**Task brief:**
Copy out each line below in which the string "icon" appears.

App and web page records:
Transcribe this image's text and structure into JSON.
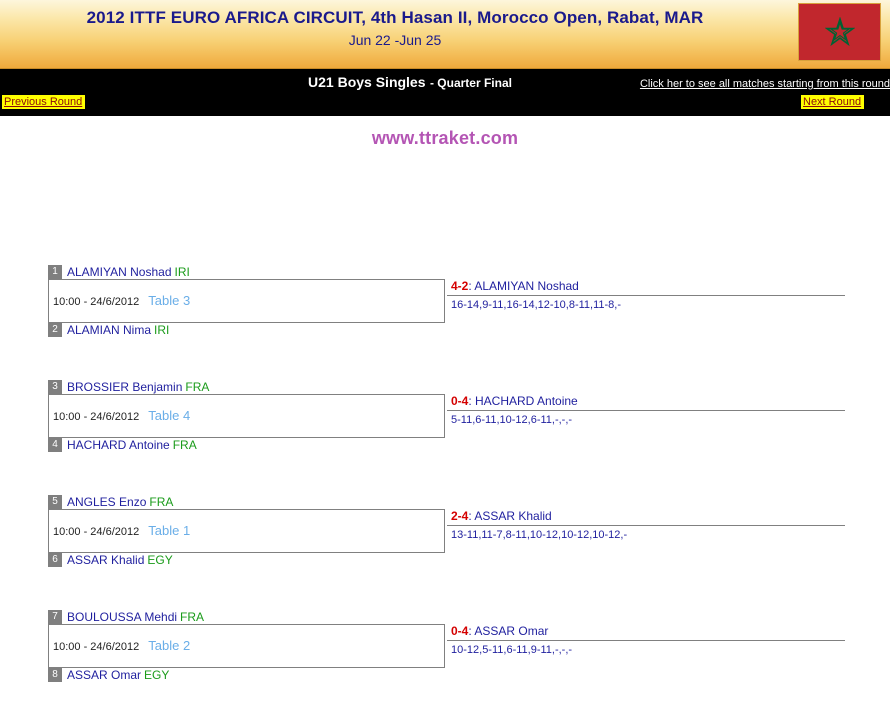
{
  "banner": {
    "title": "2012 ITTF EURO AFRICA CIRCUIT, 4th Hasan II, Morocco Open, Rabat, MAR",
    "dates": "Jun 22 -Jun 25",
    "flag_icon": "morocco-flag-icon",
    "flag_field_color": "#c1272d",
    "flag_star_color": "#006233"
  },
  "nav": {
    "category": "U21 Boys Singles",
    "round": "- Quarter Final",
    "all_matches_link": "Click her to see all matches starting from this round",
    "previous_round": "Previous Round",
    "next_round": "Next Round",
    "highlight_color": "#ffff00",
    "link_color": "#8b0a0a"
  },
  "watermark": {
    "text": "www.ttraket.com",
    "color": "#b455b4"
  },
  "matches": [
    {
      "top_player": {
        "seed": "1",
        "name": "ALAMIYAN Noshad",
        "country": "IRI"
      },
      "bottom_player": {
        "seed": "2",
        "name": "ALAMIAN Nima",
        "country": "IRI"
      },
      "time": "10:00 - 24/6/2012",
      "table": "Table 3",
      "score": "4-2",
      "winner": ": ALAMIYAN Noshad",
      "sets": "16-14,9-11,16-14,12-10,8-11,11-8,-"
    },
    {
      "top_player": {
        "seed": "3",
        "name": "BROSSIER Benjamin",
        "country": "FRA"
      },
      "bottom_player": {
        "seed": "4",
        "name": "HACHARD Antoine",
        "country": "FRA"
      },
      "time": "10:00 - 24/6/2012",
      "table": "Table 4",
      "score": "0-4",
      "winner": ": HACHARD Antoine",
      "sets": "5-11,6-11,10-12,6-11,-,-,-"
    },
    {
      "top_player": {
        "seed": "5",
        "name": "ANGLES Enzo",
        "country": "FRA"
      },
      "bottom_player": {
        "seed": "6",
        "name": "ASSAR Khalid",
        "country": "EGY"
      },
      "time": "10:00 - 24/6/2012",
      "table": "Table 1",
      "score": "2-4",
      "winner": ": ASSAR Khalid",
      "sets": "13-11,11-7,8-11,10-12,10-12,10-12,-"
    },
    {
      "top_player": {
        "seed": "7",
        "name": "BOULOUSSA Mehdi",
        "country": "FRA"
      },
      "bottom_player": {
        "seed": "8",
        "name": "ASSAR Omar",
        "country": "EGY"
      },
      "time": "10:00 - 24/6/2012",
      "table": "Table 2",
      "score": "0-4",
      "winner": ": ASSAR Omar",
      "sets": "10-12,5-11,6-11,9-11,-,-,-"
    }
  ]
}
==
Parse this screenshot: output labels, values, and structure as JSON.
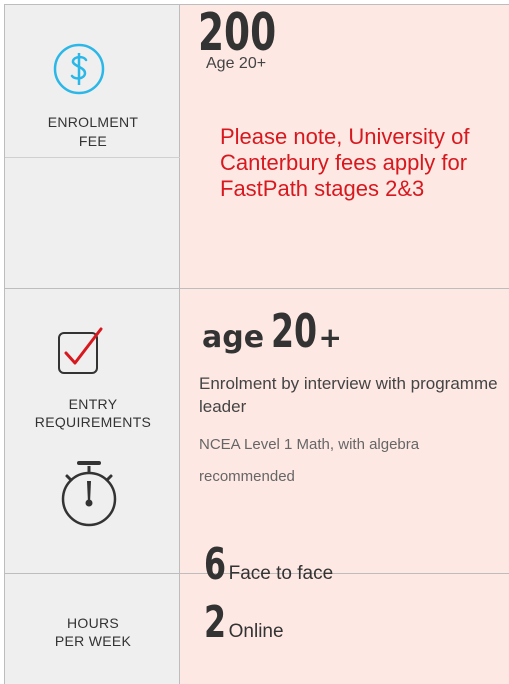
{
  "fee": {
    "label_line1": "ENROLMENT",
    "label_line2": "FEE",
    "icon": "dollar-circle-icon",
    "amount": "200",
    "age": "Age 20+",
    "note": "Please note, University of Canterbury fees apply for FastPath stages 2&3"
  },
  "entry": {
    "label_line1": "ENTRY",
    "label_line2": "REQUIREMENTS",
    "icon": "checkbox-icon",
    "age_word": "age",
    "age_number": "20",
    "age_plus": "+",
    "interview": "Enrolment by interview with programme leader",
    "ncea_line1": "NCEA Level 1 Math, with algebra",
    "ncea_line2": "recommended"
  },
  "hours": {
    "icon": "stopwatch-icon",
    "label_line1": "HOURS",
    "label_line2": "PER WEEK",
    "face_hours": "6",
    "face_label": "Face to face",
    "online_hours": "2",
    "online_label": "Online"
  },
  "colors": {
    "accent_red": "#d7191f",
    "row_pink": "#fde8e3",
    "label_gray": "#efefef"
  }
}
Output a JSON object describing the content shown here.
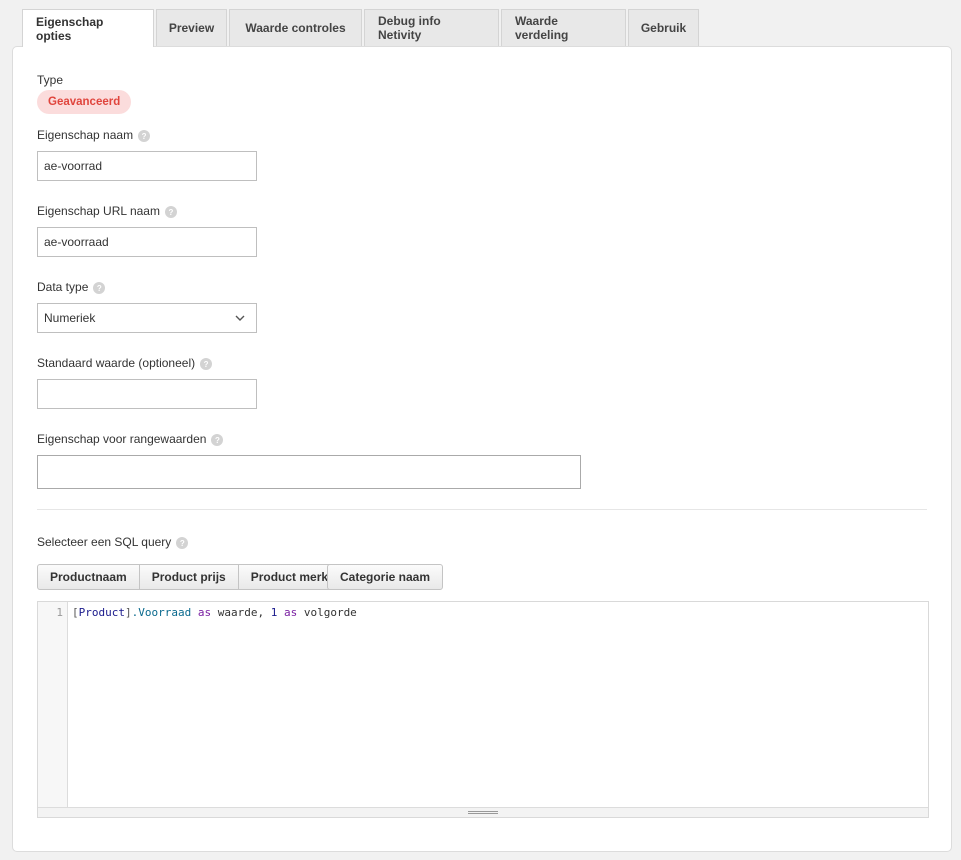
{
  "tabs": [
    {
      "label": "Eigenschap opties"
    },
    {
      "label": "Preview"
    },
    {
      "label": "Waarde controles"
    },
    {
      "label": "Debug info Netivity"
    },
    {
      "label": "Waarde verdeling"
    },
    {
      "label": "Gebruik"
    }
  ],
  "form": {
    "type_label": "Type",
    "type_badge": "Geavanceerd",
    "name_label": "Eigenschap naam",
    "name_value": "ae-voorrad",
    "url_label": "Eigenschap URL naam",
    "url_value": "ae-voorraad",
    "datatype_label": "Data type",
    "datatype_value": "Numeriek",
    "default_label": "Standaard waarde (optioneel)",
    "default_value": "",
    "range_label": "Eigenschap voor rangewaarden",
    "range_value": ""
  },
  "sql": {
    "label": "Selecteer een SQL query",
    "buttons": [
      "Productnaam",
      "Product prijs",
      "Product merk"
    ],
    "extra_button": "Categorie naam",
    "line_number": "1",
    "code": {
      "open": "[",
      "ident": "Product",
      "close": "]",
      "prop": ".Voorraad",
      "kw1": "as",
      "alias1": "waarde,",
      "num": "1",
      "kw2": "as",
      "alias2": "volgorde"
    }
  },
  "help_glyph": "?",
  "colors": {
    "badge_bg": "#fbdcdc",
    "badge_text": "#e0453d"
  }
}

**Answer area:**
    "flag_icon": "morocco-flag-icon",
    "icon": "dollar-circle-icon",
    "icon": "checkbox-icon",
    "icon": "stopwatch-icon",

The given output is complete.